-- Requirement --
From the entries, copy each line that includes "Server".

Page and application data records
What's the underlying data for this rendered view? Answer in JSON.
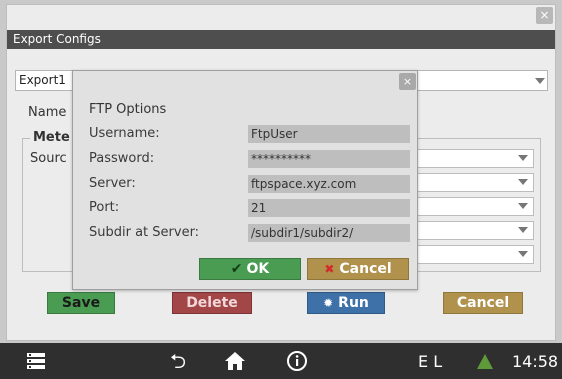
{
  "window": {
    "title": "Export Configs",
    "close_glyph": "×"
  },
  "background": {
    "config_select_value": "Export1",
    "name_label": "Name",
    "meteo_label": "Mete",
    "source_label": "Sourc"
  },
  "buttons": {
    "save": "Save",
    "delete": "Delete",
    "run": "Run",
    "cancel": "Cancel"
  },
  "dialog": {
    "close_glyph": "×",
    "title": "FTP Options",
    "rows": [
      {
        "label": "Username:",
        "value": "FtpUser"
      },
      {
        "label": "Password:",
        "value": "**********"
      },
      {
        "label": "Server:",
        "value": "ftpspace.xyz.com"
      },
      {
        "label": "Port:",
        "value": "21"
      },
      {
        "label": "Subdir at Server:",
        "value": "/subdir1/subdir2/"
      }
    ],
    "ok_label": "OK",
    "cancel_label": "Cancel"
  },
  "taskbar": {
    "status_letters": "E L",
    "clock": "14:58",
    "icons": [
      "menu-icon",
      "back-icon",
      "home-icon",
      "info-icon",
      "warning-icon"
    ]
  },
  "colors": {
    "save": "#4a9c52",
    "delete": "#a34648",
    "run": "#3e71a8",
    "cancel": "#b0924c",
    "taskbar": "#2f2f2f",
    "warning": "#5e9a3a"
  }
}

-- Answer to this problem --
        "label": "Server:",
        "label": "Subdir at Server:",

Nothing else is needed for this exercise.